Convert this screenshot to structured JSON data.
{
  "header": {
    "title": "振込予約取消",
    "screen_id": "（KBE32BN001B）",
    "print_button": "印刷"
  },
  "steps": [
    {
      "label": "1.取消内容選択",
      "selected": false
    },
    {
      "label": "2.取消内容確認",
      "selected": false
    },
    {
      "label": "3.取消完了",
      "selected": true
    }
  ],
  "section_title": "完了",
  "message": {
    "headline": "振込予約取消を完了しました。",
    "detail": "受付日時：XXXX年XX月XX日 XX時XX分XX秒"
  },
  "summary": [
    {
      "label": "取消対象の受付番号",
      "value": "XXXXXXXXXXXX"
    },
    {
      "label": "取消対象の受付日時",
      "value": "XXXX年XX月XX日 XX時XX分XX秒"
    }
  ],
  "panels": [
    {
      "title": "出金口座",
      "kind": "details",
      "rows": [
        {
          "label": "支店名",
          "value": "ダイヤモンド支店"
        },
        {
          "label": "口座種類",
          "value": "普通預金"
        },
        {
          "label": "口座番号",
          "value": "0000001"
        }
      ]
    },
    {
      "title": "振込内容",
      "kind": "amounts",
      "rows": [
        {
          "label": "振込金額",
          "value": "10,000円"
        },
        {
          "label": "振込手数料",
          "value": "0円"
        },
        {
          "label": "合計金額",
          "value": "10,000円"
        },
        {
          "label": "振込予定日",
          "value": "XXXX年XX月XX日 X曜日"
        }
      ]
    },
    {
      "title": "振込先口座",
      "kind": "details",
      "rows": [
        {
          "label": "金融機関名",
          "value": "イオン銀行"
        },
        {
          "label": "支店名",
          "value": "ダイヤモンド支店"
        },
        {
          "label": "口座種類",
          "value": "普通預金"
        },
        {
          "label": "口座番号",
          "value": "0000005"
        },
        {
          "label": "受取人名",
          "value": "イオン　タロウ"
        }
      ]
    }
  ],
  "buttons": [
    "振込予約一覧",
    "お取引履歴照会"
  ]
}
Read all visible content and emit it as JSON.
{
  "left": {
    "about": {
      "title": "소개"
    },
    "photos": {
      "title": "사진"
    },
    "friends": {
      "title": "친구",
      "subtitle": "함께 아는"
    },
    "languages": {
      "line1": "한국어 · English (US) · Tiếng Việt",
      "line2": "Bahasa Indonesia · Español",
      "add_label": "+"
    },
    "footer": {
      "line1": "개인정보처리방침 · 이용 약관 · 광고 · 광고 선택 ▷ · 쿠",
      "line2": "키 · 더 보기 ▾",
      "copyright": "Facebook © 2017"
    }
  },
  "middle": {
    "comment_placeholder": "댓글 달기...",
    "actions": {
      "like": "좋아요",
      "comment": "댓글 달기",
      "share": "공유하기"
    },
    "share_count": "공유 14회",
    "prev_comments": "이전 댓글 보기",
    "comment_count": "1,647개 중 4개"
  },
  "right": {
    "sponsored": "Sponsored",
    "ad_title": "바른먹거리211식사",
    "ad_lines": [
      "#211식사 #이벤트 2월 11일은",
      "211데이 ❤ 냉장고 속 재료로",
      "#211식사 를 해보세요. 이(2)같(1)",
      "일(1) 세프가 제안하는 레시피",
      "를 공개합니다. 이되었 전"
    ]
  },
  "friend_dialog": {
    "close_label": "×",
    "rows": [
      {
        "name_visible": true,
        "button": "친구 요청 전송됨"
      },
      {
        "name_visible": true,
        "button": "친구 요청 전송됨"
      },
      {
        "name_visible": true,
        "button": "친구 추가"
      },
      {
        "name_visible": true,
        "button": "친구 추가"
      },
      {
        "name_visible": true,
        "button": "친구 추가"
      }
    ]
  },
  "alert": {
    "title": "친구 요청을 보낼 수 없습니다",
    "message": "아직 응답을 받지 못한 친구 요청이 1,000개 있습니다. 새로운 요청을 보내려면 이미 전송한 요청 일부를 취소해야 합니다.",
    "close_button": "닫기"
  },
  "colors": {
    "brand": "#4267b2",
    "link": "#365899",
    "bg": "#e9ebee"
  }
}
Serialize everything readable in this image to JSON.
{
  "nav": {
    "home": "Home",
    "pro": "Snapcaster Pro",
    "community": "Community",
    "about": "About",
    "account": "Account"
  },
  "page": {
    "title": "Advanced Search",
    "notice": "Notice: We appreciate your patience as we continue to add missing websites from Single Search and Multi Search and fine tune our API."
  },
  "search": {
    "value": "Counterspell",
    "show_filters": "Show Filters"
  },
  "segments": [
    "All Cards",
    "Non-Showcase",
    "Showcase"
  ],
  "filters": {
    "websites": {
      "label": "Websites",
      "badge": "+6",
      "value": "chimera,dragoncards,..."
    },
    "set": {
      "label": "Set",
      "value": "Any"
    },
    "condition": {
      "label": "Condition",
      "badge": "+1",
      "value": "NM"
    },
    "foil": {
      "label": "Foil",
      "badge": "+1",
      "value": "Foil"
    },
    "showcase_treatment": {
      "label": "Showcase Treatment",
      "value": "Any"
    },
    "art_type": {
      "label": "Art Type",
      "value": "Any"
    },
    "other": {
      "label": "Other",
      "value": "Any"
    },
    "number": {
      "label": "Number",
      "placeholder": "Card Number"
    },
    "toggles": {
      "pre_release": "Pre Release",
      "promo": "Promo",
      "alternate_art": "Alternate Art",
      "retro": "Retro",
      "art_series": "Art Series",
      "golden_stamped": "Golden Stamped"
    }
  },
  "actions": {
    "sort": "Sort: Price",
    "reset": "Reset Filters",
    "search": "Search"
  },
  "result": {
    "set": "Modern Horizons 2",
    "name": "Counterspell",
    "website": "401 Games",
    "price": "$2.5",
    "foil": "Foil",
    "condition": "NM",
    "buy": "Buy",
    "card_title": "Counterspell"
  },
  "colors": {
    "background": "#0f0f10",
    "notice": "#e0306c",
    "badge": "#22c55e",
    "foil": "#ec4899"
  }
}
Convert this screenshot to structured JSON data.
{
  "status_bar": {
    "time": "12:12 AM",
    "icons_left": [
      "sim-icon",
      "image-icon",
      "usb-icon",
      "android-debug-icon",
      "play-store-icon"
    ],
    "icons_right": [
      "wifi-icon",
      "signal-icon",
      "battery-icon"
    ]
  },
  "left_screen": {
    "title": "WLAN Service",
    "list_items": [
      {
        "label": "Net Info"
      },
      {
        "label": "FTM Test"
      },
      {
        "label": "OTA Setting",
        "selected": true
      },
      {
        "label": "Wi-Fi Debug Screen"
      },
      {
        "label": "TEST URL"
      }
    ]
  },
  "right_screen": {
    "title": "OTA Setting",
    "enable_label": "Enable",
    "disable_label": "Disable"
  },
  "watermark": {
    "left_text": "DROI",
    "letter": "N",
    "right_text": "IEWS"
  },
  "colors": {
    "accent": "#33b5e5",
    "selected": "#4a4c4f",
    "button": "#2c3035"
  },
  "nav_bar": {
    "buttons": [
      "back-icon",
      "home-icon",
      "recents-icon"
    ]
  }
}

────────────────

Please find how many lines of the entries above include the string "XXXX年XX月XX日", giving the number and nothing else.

3